  border: 1px solid currentcolor;
  padding: 0.5em 2em;

[disabled] {
  --btn-bg--state: gray;

[data-type='warning'] {
  --btn-bg--theme: maroon;

/* in-theory: 4*4 property "origins" for color */
/* some day…
@property --color-1-1 {
  syntax: "<color>";
  inherits: false;
} */

* { 
  --color-1-1: initial;
  --color-1-2: initial;
  --color-1-3: initial;
  --color-1-4: initial;
  --color-2-1: initial;
  --color-2-2: initial;
  --color-2-3: initial;
  --color-2-4: initial;
  --color-3-1: initial;
  --color-3-2: initial;
  --color-3-3: initial;
  --color-3-4: initial;
  --color-4-1: initial;
  --color-4-2: initial;
  --color-4-3: initial;
  --color-4-4: initial;
  --color-1: var(--color-1-4, var(--color-1-3, var(--color-1-2, var(--color-1-1))));
  --color-2: var(--color-2-4, var(--color-2-3, var(--color-2-2, var(--color-2-1, var(--color-1)))));
  --color-3: var(--color-3-4, var(--color-3-3, var(--color-3-2, var(--color-3-1, var(--color-2)))));
  --color-4: var(--color-4-4, var(--color-4-3, var(--color-4-2, var(--color-4-1, var(--color-3)))));
  color: var(--color-4, inherit);

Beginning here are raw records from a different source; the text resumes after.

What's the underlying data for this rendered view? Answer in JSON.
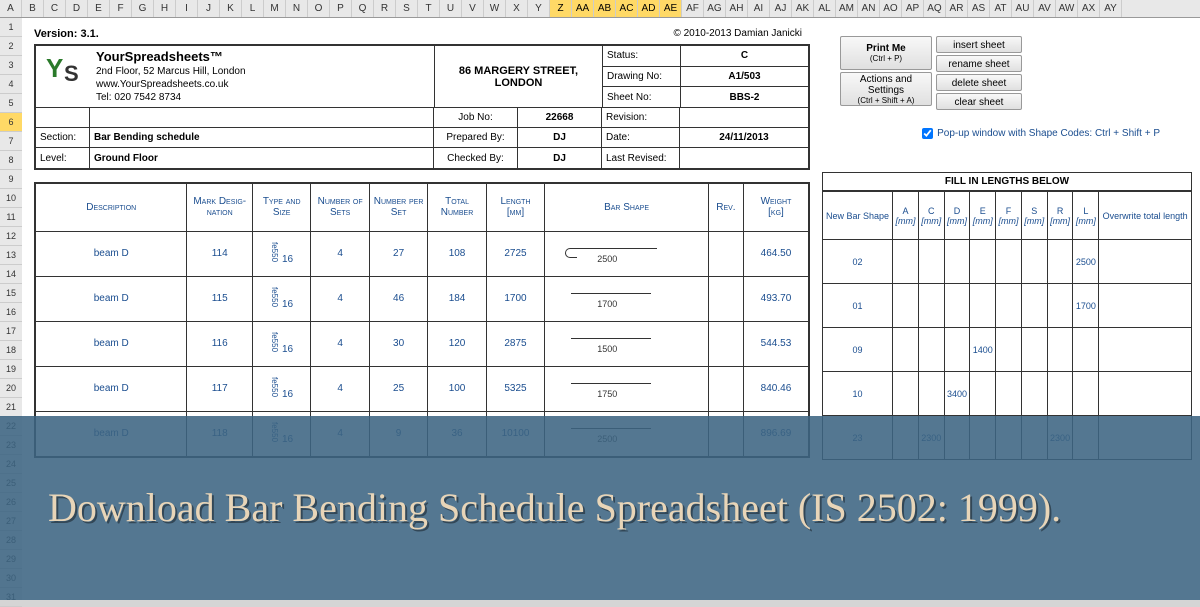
{
  "version": "Version: 3.1.",
  "copyright": "© 2010-2013 Damian Janicki",
  "company": {
    "name": "YourSpreadsheets™",
    "addr1": "2nd Floor, 52 Marcus Hill, London",
    "url": "www.YourSpreadsheets.co.uk",
    "tel": "Tel: 020 7542 8734"
  },
  "project_addr": "86 MARGERY STREET, LONDON",
  "meta": {
    "status_l": "Status:",
    "status": "C",
    "drawing_l": "Drawing No:",
    "drawing": "A1/503",
    "sheet_l": "Sheet No:",
    "sheet": "BBS-2",
    "job_l": "Job No:",
    "job": "22668",
    "rev_l": "Revision:",
    "rev": "",
    "prep_l": "Prepared By:",
    "prep": "DJ",
    "date_l": "Date:",
    "date": "24/11/2013",
    "chk_l": "Checked By:",
    "chk": "DJ",
    "lrev_l": "Last Revised:",
    "lrev": ""
  },
  "section_l": "Section:",
  "section": "Bar Bending schedule",
  "level_l": "Level:",
  "level": "Ground Floor",
  "buttons": {
    "print": "Print Me",
    "print_sub": "(Ctrl + P)",
    "actions": "Actions and Settings",
    "actions_sub": "(Ctrl + Shift + A)",
    "insert": "insert sheet",
    "rename": "rename sheet",
    "delete": "delete sheet",
    "clear": "clear sheet"
  },
  "popup": "Pop-up window with Shape Codes: Ctrl + Shift + P",
  "main_headers": [
    "Description",
    "Mark Desig-nation",
    "Type and Size",
    "Number of Sets",
    "Number per Set",
    "Total Number",
    "Length [mm]",
    "Bar Shape",
    "Rev.",
    "Weight [kg]"
  ],
  "rows": [
    {
      "desc": "beam D",
      "mark": "114",
      "type": "fe550",
      "size": "16",
      "sets": "4",
      "per": "27",
      "total": "108",
      "len": "2725",
      "dim": "2500",
      "rev": "",
      "wt": "464.50"
    },
    {
      "desc": "beam D",
      "mark": "115",
      "type": "fe550",
      "size": "16",
      "sets": "4",
      "per": "46",
      "total": "184",
      "len": "1700",
      "dim": "1700",
      "rev": "",
      "wt": "493.70"
    },
    {
      "desc": "beam D",
      "mark": "116",
      "type": "fe550",
      "size": "16",
      "sets": "4",
      "per": "30",
      "total": "120",
      "len": "2875",
      "dim": "1500",
      "rev": "",
      "wt": "544.53"
    },
    {
      "desc": "beam D",
      "mark": "117",
      "type": "fe550",
      "size": "16",
      "sets": "4",
      "per": "25",
      "total": "100",
      "len": "5325",
      "dim": "1750",
      "rev": "",
      "wt": "840.46"
    },
    {
      "desc": "beam D",
      "mark": "118",
      "type": "fe550",
      "size": "16",
      "sets": "4",
      "per": "9",
      "total": "36",
      "len": "10100",
      "dim": "2500",
      "rev": "",
      "wt": "896.69"
    }
  ],
  "side_title": "FILL IN LENGTHS BELOW",
  "side_headers": [
    "New Bar Shape",
    "A [mm]",
    "C [mm]",
    "D [mm]",
    "E [mm]",
    "F [mm]",
    "S [mm]",
    "R [mm]",
    "L [mm]",
    "Overwrite total length"
  ],
  "side_rows": [
    {
      "shape": "02",
      "A": "",
      "C": "",
      "D": "",
      "E": "",
      "F": "",
      "S": "",
      "R": "",
      "L": "2500",
      "ov": ""
    },
    {
      "shape": "01",
      "A": "",
      "C": "",
      "D": "",
      "E": "",
      "F": "",
      "S": "",
      "R": "",
      "L": "1700",
      "ov": ""
    },
    {
      "shape": "09",
      "A": "",
      "C": "",
      "D": "",
      "E": "1400",
      "F": "",
      "S": "",
      "R": "",
      "L": "",
      "ov": ""
    },
    {
      "shape": "10",
      "A": "",
      "C": "",
      "D": "3400",
      "E": "",
      "F": "",
      "S": "",
      "R": "",
      "L": "",
      "ov": ""
    },
    {
      "shape": "23",
      "A": "",
      "C": "2300",
      "D": "",
      "E": "",
      "F": "",
      "S": "",
      "R": "2300",
      "L": "",
      "ov": ""
    }
  ],
  "overlay": "Download Bar Bending Schedule Spreadsheet (IS 2502: 1999).",
  "cols": [
    "A",
    "B",
    "C",
    "D",
    "E",
    "F",
    "G",
    "H",
    "I",
    "J",
    "K",
    "L",
    "M",
    "N",
    "O",
    "P",
    "Q",
    "R",
    "S",
    "T",
    "U",
    "V",
    "W",
    "X",
    "Y",
    "Z",
    "AA",
    "AB",
    "AC",
    "AD",
    "AE",
    "AF",
    "AG",
    "AH",
    "AI",
    "AJ",
    "AK",
    "AL",
    "AM",
    "AN",
    "AO",
    "AP",
    "AQ",
    "AR",
    "AS",
    "AT",
    "AU",
    "AV",
    "AW",
    "AX",
    "AY"
  ]
}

/* Property "origin" takes precedence over specificity */
#title {
  --color-1-1: maroon;

h1 {
  --color-2-1: deeppink;

/* specificity still applies when origins match */
#title em {
  --color-1-1: rebeccapurple;

h1 em {
  --color-1-1: red;

/* Scopes */
form {
  border: 1px solid;
  margin: 0.5em;
  padding: 0.5em;

#article {
  --btn-bg: maroon;

form {
  --btn-bg: green;

/* basic page layout… */
body {
  max-width: 34em;
  padding: 1em;
  margin: 0 auto;

code {
  background: #eef;
  display: inline-block;
  padding: 0 0.3em;
  border-radius: 0.1em;